Monday, January 22, 2007
The Rains Came
Little did we know what was in store that Sunday. My sister and I went to church, came home and ate lunch. It was warm and humid outside. I had few plans beyond possibly taking a nap for a few minutes.
Then one of us looked up and said "I think it's raining..." and the other nodded, vaguely approving.
What we didn't realise was that northern winds had swept air from the monsoon areas up north; as it collided with the cooler winds from the southern oceans, the result was spectacular.
Accompanied by rolls of thunder, the heavens opened and rain bucketed down. Standing at the back door, awe-struck by the sudden change in the climate, I saw that the drain by the back of the house was partly blocked and water was spilling over.
I plunged out into the rain and struggled to clear the drain and prevent the back of the house being flooded. Almost instantly I was soaked to the skin. I had to discard my trousers because they were so heavy they were threatening to fall down around my ankles!
After a few minutes, the water was draining away and the rain had eased just a little. I came back inside and changed. I was so wet I had to take off everything except my glasses and my watch!
My brown suede shoes will never be the same again.
The goose was notable by her absence. She apparently didn't like the rain drumming on the roof and took refuge outside the laundry where conditions were less extreme. A contrast to her behaviour during last week's power cut when I thought she was going to join us in the house.
After the worst of the deluge was over, we drove over to Julie's house to check for any damage there. It was better than we expected, with few problems.

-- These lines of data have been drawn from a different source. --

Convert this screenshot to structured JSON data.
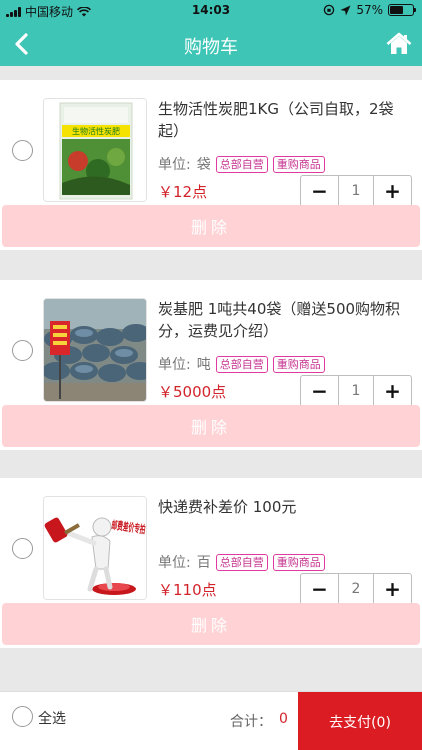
{
  "status_bar": {
    "carrier": "中国移动",
    "time": "14:03",
    "battery": "57%",
    "battery_level": 0.57
  },
  "header": {
    "title": "购物车"
  },
  "tags": {
    "self_run": "总部自营",
    "repurchase": "重购商品"
  },
  "unit_label": "单位:",
  "items": [
    {
      "name": "生物活性炭肥1KG（公司自取，2袋起）",
      "unit": "袋",
      "price": "￥12点",
      "quantity": "1",
      "delete_label": "删除"
    },
    {
      "name": "炭基肥 1吨共40袋（赠送500购物积分，运费见介绍）",
      "unit": "吨",
      "price": "￥5000点",
      "quantity": "1",
      "delete_label": "删除"
    },
    {
      "name": "快递费补差价 100元",
      "unit": "百",
      "price": "￥110点",
      "quantity": "2",
      "delete_label": "删除"
    }
  ],
  "thumb_text": {
    "bag_title": "生物活性炭肥",
    "stamp": "邮费差价专拍"
  },
  "footer": {
    "select_all": "全选",
    "total_label": "合计：",
    "total_value": "0",
    "pay_label": "去支付(0)"
  }
}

The creek, which had just barely been running that morning, was now a raging torrent. Julie (above) tried to get some pictures of it, but it wasn't easy. "That rock in the middle of the water looks like a loaf of bread surrounded by snow," she sniffed after looking at the snaps.
The next morning I inspected the boxes on the front and back porches for signs of water damage. Half a dozen books had to be thrown out; the rest seemed all right. The carton of Country Life magazines was more of a dilemma. The top half were OK, the bottom half were slightly damp along the edge with a couple on the bottom completely sodden.
I was less disturbed than I would have been once. In the last couple of years I've digested the fact that I simply have more books and magazines in the house than I'll be able to read during the remaining years of my life. OK, I do still have some volumes I would be very upset to lose, but I no longer feel the urge to buy as many books as possible wherever I go.
HISTORIC QUOTE OF THE WEEK:
As the free world grows stronger, more united, more attractive to men on both sides of the Iron Curtain--and as the Soviet hopes for easy expansion are blocked--then there will have to come a time of change in the Soviet world. Nobody can say for sure when that is going to be, or exactly how it will come about, whether by revolution, or trouble in the satellite states, or by a change inside the Kremlin.
Whether the Communist rulers shift their policies of their own free will--or whether the change comes about in some other way -- I have not a doubt in the world that a change will occur.
Harry Truman's farewell speech in 1953, showing remarkable good sense.